The Chinese languages are spoken by over a billion people. China is one of the world’s fastest growing economies. The vast majority of the Chinese-speaking population is in China (over 980 million), Hong Kong, and Taiwan (19 million), but substantial numbers are also found throughout the whole of Southeast Asia, especially in Singapore, Indonesia, Malaysia, and Thailand. Important Chinese-speaking communities are also found in many other parts of the world, especially in Europe, North and South America, and the Hawaiian Islands.
This economic growth combined with population growth and government deregulation creates a tremendous opportunity for companies around the world to expand their businesses. The first step a company must take when competing for Chinese business is to translate company and product information into Chinese. The following information is created to assist you in your decision to enter the Chinese marketplace.
Traditional Chinese Translation or Simplified Chinese Translation – which is for me?
Modern Chinese typically involves two main dialects or forms of writing; Traditional Chinese or Simplified Chinese. Towards the end of the nineteenth century, an effort to increase the literacy rate resulted in the People’s Republic of China (PRC) making the decision to simplify the written Chinese language making it easier for the general populace.
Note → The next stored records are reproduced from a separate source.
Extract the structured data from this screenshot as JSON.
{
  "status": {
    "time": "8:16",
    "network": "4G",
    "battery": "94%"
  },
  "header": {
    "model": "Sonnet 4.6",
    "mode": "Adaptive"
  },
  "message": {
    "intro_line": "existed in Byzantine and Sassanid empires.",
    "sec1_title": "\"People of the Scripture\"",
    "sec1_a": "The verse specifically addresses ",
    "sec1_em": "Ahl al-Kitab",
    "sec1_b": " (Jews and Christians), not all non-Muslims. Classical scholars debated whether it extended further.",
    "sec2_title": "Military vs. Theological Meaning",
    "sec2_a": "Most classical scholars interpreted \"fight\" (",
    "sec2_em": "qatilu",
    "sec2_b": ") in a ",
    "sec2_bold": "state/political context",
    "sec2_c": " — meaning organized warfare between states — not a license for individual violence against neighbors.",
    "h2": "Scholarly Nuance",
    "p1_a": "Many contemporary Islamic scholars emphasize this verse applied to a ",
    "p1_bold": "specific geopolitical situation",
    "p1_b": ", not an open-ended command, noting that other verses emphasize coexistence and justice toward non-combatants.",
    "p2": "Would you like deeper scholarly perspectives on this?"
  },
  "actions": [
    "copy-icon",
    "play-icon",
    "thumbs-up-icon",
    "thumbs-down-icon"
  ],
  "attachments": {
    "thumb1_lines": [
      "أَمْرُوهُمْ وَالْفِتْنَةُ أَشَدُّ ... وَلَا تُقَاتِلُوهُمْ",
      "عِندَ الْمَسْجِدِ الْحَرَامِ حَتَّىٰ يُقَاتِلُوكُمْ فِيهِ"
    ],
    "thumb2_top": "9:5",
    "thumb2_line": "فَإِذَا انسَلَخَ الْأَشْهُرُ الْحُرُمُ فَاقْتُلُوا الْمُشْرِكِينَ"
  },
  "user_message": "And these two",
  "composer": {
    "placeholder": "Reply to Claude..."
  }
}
Thus two distinct versions of written Chinese came into being – Traditional and Simplified Chinese.
Simplified Chinese Translation – the new system?
Simplified Chinese is simply a simpler version of Traditional Chinese. The Simplified Chinese writing system differs in two ways from the Traditional writing system: (1) a reduction of the number of strokes per character and (2) the reduction of the number of characters in common use (two different characters are now written with the same character). The Simplified is the standard writing form employed in the mainland of China and the Traditional form is mainly used in Taiwan and Hong Kong. Although the majority of the population uses Simplified Chinese there is a trend towards returning to Traditional Chinese.
Traditional Chinese Translation – a return to the old.
The repeal of the Second Scheme in 1977 began the new trend towards Traditional Chinese. Simplified Chinese Characters may become less differentiated from each other as a result of simplification of their shape. Traditional Chinese provides more legibility and distinctiveness. In addition, Traditional Chinese provides more guidance for pronunciation. Traditional Chinese also allows the use of writings before 1956, as well as writings from outside mainland China.
Traditional Chinese characters are seen throughout the region; advertisements, slogans, signs, and even television subtitles. A large portion of universities have switched to using and teaching Traditional Chinese because people were not able to understand the Simplified Chinese from neighbors such as Hong Kong and Taiwan.
Traditional Chinese Translation or Simplified Chinese Translation – geography based decision making.
If you are simply targeting a geographic region the decision to use Simplified or Traditional Chinese becomes very clear. Simplified Chinese is used in mainland China (PRC) and in Singapore. If you are targeting Hong Kong, Taiwan, or Malaysia you would use the Traditional Chinese method of writing.
Coding systems for Chinese computing.
Two different codes are used for computing in Chinese. Simplified Chinese uses GB encoding while Traditional Chinese uses Big5. A computer with a Traditional Chinese operating system can recognize only the Big 5 encoding. It will not display Simplified Chinese (GB).
Human translation – the only option?
Many clients ask about automated software which can convert between GB and Big5 encodings. General computing terms such as “Open” or “Save” can be stored and automatically translated. Any other translation, whether business, legal, marketing, or technological, has to be performed by a trained and experienced translator.
First, there is not a one to one relationship between Simplified and Traditional Chinese. A single Simplified character may have several Traditional characters which can be used, but mean entirely different ideas to the reader. Second, Simplified Chinese encoding simply cannot recognize the older and rarer forms of Traditional Chinese. Finally, terminology in different fields varies and cannot simply be automatically translated. No software can produce and accurate and appropriate translation.